Fragrance Quote for November 26th, 2012-from Hampshire: its past and present condition, and future prospects By Robert Mudie

Oaks at the Sea Shore

Toward the upper part of this bay the shores slope gradually, and the soil consists, in great part, of sand; but this is, in some sort compensated by the carpet of ground roses which nature has spread thickly over the surface, and which, when they are in flower, have a very delightful fragrance; they are low and creeping, and have more the appearance of being pencilled on the ground, than that of ordinary rose-trees, even the common wild roses which climb in the hedges. This, however, takes nothing from their beauty; and their quiet situation, together with a southern sun, exhaling their fragrance, and the fresh air, at the same time, stealing gently up from the sea to replace that which the heat elevates, render the place exceedingly delightful. This is not diminished by the amphitheatre of heights which swell around, clothed with verdure, and enriched by little groves; and the small parish church of St Brelade, standing near the water-edge, which is said to be the oldest in the island, and which is in the most simple and primitive style, without tower, or spire, or other ornament, gives a finish to the scene, and makes one fancy one's self in a land of the most primeval innocence. Though upon a smaller scale, this bay far exceeds in simple beauty the bay of St. Aubin's, with its town, its towers, and its other insignia of the bustle and warfare of human beings; for, though this is at so small a distance, yet passing from the one to the other is like a transition from the turmoil of the busy world to the repose and peace of an Eden.

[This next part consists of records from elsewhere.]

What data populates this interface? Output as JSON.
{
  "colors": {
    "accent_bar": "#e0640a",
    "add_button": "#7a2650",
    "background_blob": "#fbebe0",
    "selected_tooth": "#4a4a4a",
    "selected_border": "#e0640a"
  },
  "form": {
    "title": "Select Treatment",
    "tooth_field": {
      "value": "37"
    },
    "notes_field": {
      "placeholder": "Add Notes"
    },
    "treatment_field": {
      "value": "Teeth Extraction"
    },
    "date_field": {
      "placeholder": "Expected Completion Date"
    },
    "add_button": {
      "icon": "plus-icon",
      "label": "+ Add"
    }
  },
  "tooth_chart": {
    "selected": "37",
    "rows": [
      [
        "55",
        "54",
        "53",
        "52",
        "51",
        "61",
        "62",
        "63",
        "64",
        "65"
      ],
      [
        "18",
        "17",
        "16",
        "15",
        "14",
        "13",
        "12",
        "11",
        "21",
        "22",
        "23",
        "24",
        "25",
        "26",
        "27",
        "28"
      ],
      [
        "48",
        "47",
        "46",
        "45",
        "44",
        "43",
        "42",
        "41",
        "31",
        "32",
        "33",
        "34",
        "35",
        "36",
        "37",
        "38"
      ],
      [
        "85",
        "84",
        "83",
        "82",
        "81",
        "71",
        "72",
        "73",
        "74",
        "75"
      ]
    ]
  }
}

 Hampshire: its past and present condition, and future prospects
 By Robert Mudie